App and web page records:
- Opening Delimiter -
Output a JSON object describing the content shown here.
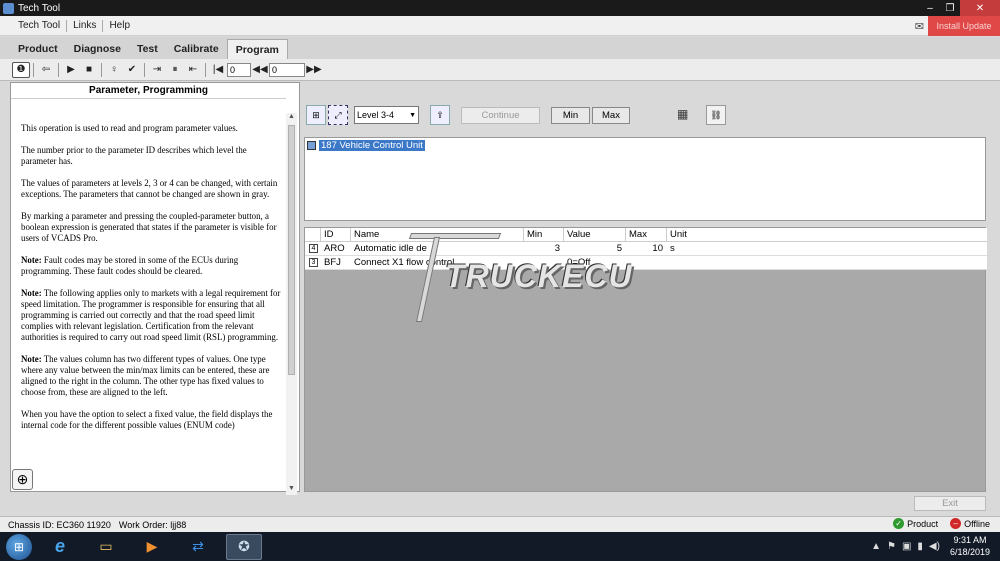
{
  "window": {
    "title": "Tech Tool",
    "minimize_glyph": "–",
    "maximize_glyph": "❐",
    "close_glyph": "✕"
  },
  "menu": {
    "items": [
      "Tech Tool",
      "Links",
      "Help"
    ],
    "red_button": "Install Update",
    "mail_icon_glyph": "✉"
  },
  "tabs": {
    "items": [
      "Product",
      "Diagnose",
      "Test",
      "Calibrate",
      "Program"
    ],
    "active_index": 4
  },
  "toolbar": {
    "info_glyph": "❶",
    "back_glyph": "⇦",
    "play_glyph": "▶",
    "stop_glyph": "■",
    "record_glyph": "♀",
    "check_glyph": "✔",
    "step_glyph": "⇥",
    "pause_glyph": "⏸",
    "stepback_glyph": "⇤",
    "first_glyph": "|◀",
    "input1_value": "0",
    "rewind_glyph": "◀◀",
    "input2_value": "0",
    "forward_glyph": "▶▶"
  },
  "info_panel": {
    "heading": "Parameter, Programming",
    "paragraphs": [
      {
        "bold": "",
        "text": "This operation is used to read and program parameter values."
      },
      {
        "bold": "",
        "text": "The number prior to the parameter ID describes which level the parameter has."
      },
      {
        "bold": "",
        "text": "The values of parameters at levels 2, 3 or 4 can be changed, with certain exceptions. The parameters that cannot be changed are shown in gray."
      },
      {
        "bold": "",
        "text": "By marking a parameter and pressing the coupled-parameter button, a boolean expression is generated that states if the parameter is visible for users of VCADS Pro."
      },
      {
        "bold": "Note:",
        "text": " Fault codes may be stored in some of the ECUs during programming. These fault codes should be cleared."
      },
      {
        "bold": "Note:",
        "text": " The following applies only to markets with a legal requirement for speed limitation. The programmer is responsible for ensuring that all programming is carried out correctly and that the road speed limit complies with relevant legislation. Certification from the relevant authorities is required to carry out road speed limit (RSL) programming."
      },
      {
        "bold": "Note:",
        "text": " The values column has two different types of values. One type where any value between the min/max limits can be entered, these are aligned to the right in the column. The other type has fixed values to choose from, these are aligned to the left."
      },
      {
        "bold": "",
        "text": "When you have the option to select a fixed value, the field displays the internal code for the different possible values (ENUM code)"
      }
    ],
    "zoom_glyph": "⊕"
  },
  "program_toolbar": {
    "tree_icon_glyph": "⊞",
    "expand_icon_glyph": "⤢",
    "level_value": "Level 3-4",
    "caret_glyph": "▼",
    "export_icon_glyph": "⇪",
    "continue_label": "Continue",
    "min_label": "Min",
    "max_label": "Max",
    "calculator_glyph": "▦",
    "link_glyph": "⛓"
  },
  "ecu_list": {
    "items": [
      {
        "label": "187  Vehicle Control Unit"
      }
    ]
  },
  "parameter_grid": {
    "columns": [
      "ID",
      "Name",
      "Min",
      "Value",
      "Max",
      "Unit"
    ],
    "rows": [
      {
        "level": "4",
        "id": "ARO",
        "name": "Automatic idle de",
        "min": "3",
        "value": "5",
        "max": "10",
        "unit": "s"
      },
      {
        "level": "3",
        "id": "BFJ",
        "name": "Connect X1 flow control",
        "min": "",
        "value": "0=Off",
        "max": "",
        "unit": ""
      }
    ]
  },
  "watermark": {
    "text": "TRUCKECU"
  },
  "footer": {
    "exit_label": "Exit",
    "chassis_id": "Chassis ID: EC360 11920",
    "work_order": "Work Order: ljj88",
    "product_status": "Product",
    "offline_status": "Offline",
    "product_glyph": "✓",
    "offline_glyph": "–"
  },
  "taskbar": {
    "start_glyph": "⊞",
    "ie_glyph": "e",
    "explorer_glyph": "▭",
    "media_glyph": "▶",
    "teamviewer_glyph": "⇄",
    "techtool_glyph": "✪",
    "tray_glyphs": [
      "▲",
      "⚑",
      "▣",
      "▮",
      "◀)"
    ],
    "time": "9:31 AM",
    "date": "6/18/2019"
  },
  "colors": {
    "selection_blue": "#3c78c8",
    "grid_background": "#a9a9a9",
    "close_red": "#c43c3c",
    "status_green": "#2f9a2f",
    "status_red": "#d02828"
  }
}
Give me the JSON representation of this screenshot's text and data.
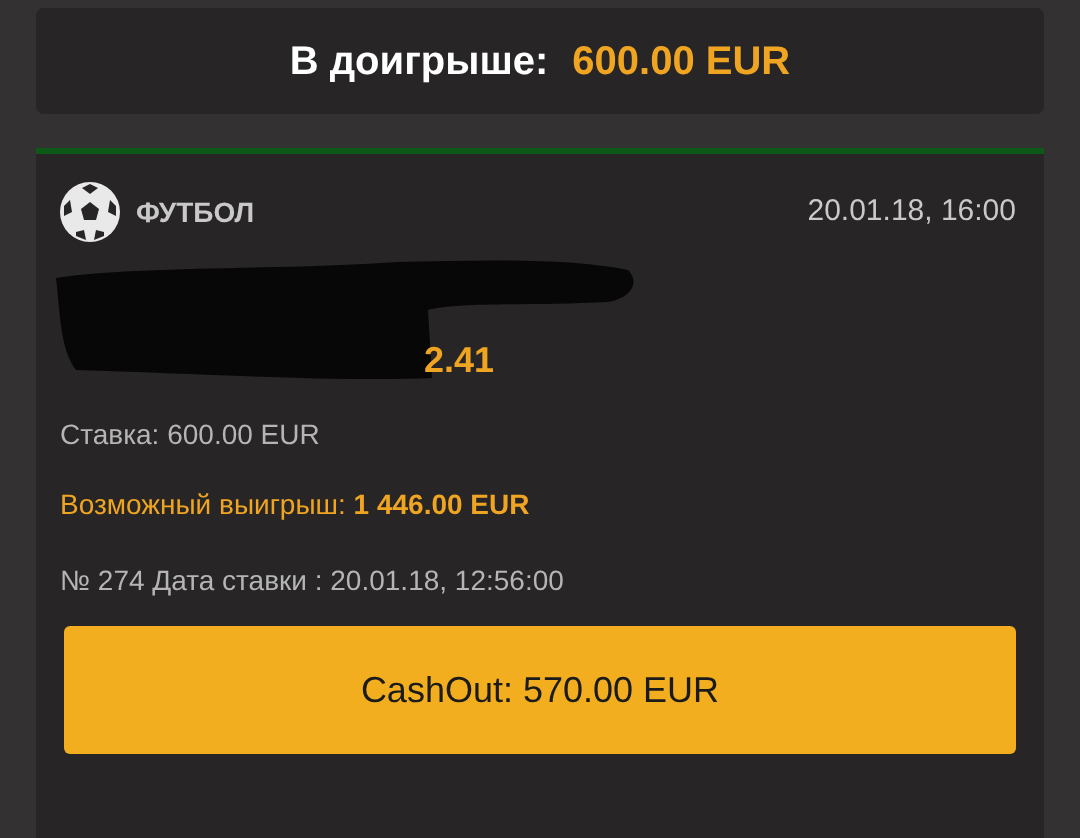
{
  "summary": {
    "label": "В доигрыше:",
    "amount": "600.00 EUR"
  },
  "bet": {
    "sport": "ФУТБОЛ",
    "event_time": "20.01.18, 16:00",
    "odds": "2.41",
    "stake": "Ставка: 600.00 EUR",
    "possible_win_label": "Возможный выигрыш:",
    "possible_win_amount": "1 446.00 EUR",
    "bet_info": "№ 274 Дата ставки : 20.01.18, 12:56:00",
    "cashout_button": "CashOut: 570.00 EUR"
  }
}
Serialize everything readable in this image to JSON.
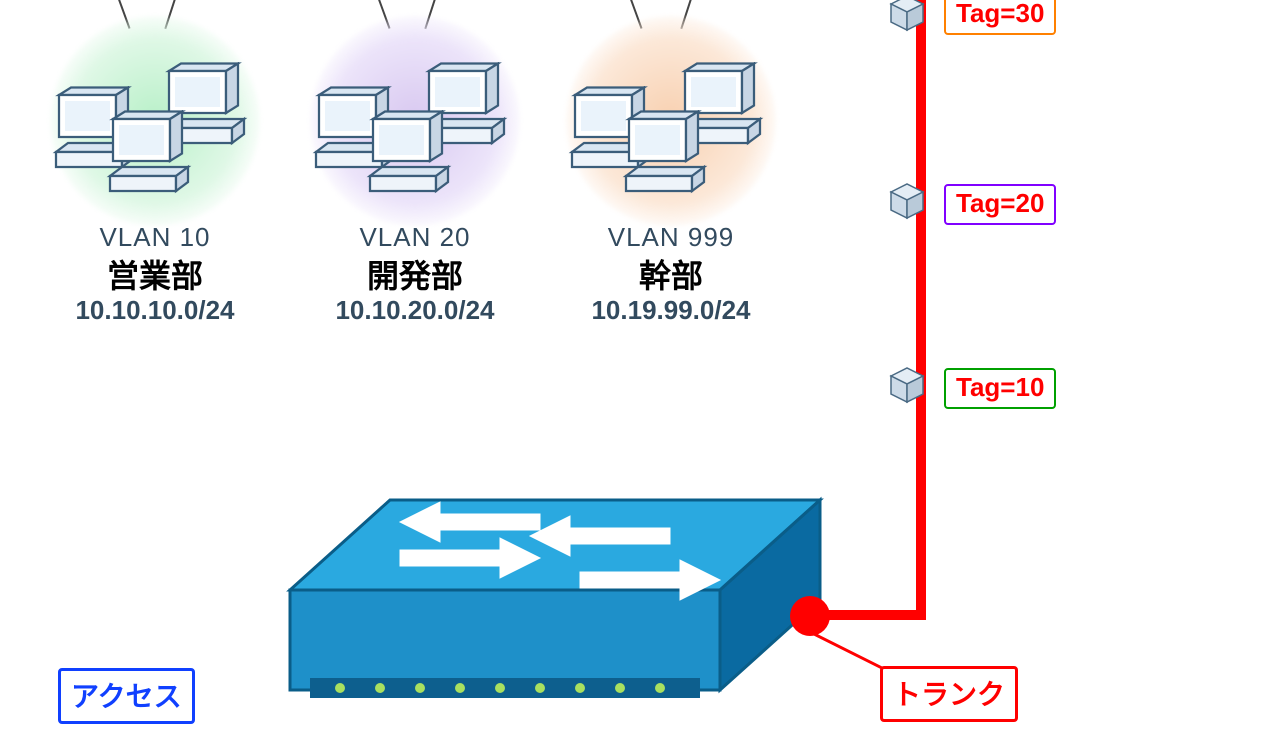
{
  "vlans": [
    {
      "id": "vlan10",
      "label": "VLAN 10",
      "dept": "営業部",
      "subnet": "10.10.10.0/24",
      "halo": "green"
    },
    {
      "id": "vlan20",
      "label": "VLAN 20",
      "dept": "開発部",
      "subnet": "10.10.20.0/24",
      "halo": "purple"
    },
    {
      "id": "vlan999",
      "label": "VLAN 999",
      "dept": "幹部",
      "subnet": "10.19.99.0/24",
      "halo": "orange"
    }
  ],
  "tags": [
    {
      "id": "tag30",
      "text": "Tag=30",
      "border": "#ff8000"
    },
    {
      "id": "tag20",
      "text": "Tag=20",
      "border": "#8000ff"
    },
    {
      "id": "tag10",
      "text": "Tag=10",
      "border": "#00a000"
    }
  ],
  "access_label": "アクセス",
  "trunk_label": "トランク",
  "colors": {
    "trunk_line": "#ff0000",
    "switch_top": "#29abe2",
    "switch_side": "#0a6aa1"
  }
}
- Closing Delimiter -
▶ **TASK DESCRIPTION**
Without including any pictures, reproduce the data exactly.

▶ **TASK RESULT**
Output a JSON object describing the content shown here.
{
  "window": {
    "title": "Tech Tool",
    "minimize_glyph": "–",
    "maximize_glyph": "❐",
    "close_glyph": "✕"
  },
  "menu": {
    "items": [
      "Tech Tool",
      "Links",
      "Help"
    ],
    "red_button": "Install Update",
    "mail_icon_glyph": "✉"
  },
  "tabs": {
    "items": [
      "Product",
      "Diagnose",
      "Test",
      "Calibrate",
      "Program"
    ],
    "active_index": 4
  },
  "toolbar": {
    "info_glyph": "❶",
    "back_glyph": "⇦",
    "play_glyph": "▶",
    "stop_glyph": "■",
    "record_glyph": "♀",
    "check_glyph": "✔",
    "step_glyph": "⇥",
    "pause_glyph": "⏸",
    "stepback_glyph": "⇤",
    "first_glyph": "|◀",
    "input1_value": "0",
    "rewind_glyph": "◀◀",
    "input2_value": "0",
    "forward_glyph": "▶▶"
  },
  "info_panel": {
    "heading": "Parameter, Programming",
    "paragraphs": [
      {
        "bold": "",
        "text": "This operation is used to read and program parameter values."
      },
      {
        "bold": "",
        "text": "The number prior to the parameter ID describes which level the parameter has."
      },
      {
        "bold": "",
        "text": "The values of parameters at levels 2, 3 or 4 can be changed, with certain exceptions. The parameters that cannot be changed are shown in gray."
      },
      {
        "bold": "",
        "text": "By marking a parameter and pressing the coupled-parameter button, a boolean expression is generated that states if the parameter is visible for users of VCADS Pro."
      },
      {
        "bold": "Note:",
        "text": " Fault codes may be stored in some of the ECUs during programming. These fault codes should be cleared."
      },
      {
        "bold": "Note:",
        "text": " The following applies only to markets with a legal requirement for speed limitation. The programmer is responsible for ensuring that all programming is carried out correctly and that the road speed limit complies with relevant legislation. Certification from the relevant authorities is required to carry out road speed limit (RSL) programming."
      },
      {
        "bold": "Note:",
        "text": " The values column has two different types of values. One type where any value between the min/max limits can be entered, these are aligned to the right in the column. The other type has fixed values to choose from, these are aligned to the left."
      },
      {
        "bold": "",
        "text": "When you have the option to select a fixed value, the field displays the internal code for the different possible values (ENUM code)"
      }
    ],
    "zoom_glyph": "⊕"
  },
  "program_toolbar": {
    "tree_icon_glyph": "⊞",
    "expand_icon_glyph": "⤢",
    "level_value": "Level 3-4",
    "caret_glyph": "▼",
    "export_icon_glyph": "⇪",
    "continue_label": "Continue",
    "min_label": "Min",
    "max_label": "Max",
    "calculator_glyph": "▦",
    "link_glyph": "⛓"
  },
  "ecu_list": {
    "items": [
      {
        "label": "187  Vehicle Control Unit"
      }
    ]
  },
  "parameter_grid": {
    "columns": [
      "ID",
      "Name",
      "Min",
      "Value",
      "Max",
      "Unit"
    ],
    "rows": [
      {
        "level": "4",
        "id": "ARO",
        "name": "Automatic idle de",
        "min": "3",
        "value": "5",
        "max": "10",
        "unit": "s"
      },
      {
        "level": "3",
        "id": "BFJ",
        "name": "Connect X1 flow control",
        "min": "",
        "value": "0=Off",
        "max": "",
        "unit": ""
      }
    ]
  },
  "watermark": {
    "text": "TRUCKECU"
  },
  "footer": {
    "exit_label": "Exit",
    "chassis_id": "Chassis ID: EC360 11920",
    "work_order": "Work Order: ljj88",
    "product_status": "Product",
    "offline_status": "Offline",
    "product_glyph": "✓",
    "offline_glyph": "–"
  },
  "taskbar": {
    "start_glyph": "⊞",
    "ie_glyph": "e",
    "explorer_glyph": "▭",
    "media_glyph": "▶",
    "teamviewer_glyph": "⇄",
    "techtool_glyph": "✪",
    "tray_glyphs": [
      "▲",
      "⚑",
      "▣",
      "▮",
      "◀)"
    ],
    "time": "9:31 AM",
    "date": "6/18/2019"
  },
  "colors": {
    "selection_blue": "#3c78c8",
    "grid_background": "#a9a9a9",
    "close_red": "#c43c3c",
    "status_green": "#2f9a2f",
    "status_red": "#d02828"
  }
}
Give me the JSON representation of this screenshot's text and data.
{
  "summary": {
    "label": "В доигрыше:",
    "amount": "600.00 EUR"
  },
  "bet": {
    "sport": "ФУТБОЛ",
    "event_time": "20.01.18, 16:00",
    "odds": "2.41",
    "stake": "Ставка: 600.00 EUR",
    "possible_win_label": "Возможный выигрыш:",
    "possible_win_amount": "1 446.00 EUR",
    "bet_info": "№ 274 Дата ставки : 20.01.18, 12:56:00",
    "cashout_button": "CashOut: 570.00 EUR"
  }
}
Serialize everything readable in this image to JSON.
{
  "vlans": [
    {
      "id": "vlan10",
      "label": "VLAN 10",
      "dept": "営業部",
      "subnet": "10.10.10.0/24",
      "halo": "green"
    },
    {
      "id": "vlan20",
      "label": "VLAN 20",
      "dept": "開発部",
      "subnet": "10.10.20.0/24",
      "halo": "purple"
    },
    {
      "id": "vlan999",
      "label": "VLAN 999",
      "dept": "幹部",
      "subnet": "10.19.99.0/24",
      "halo": "orange"
    }
  ],
  "tags": [
    {
      "id": "tag30",
      "text": "Tag=30",
      "border": "#ff8000"
    },
    {
      "id": "tag20",
      "text": "Tag=20",
      "border": "#8000ff"
    },
    {
      "id": "tag10",
      "text": "Tag=10",
      "border": "#00a000"
    }
  ],
  "access_label": "アクセス",
  "trunk_label": "トランク",
  "colors": {
    "trunk_line": "#ff0000",
    "switch_top": "#29abe2",
    "switch_side": "#0a6aa1"
  }
}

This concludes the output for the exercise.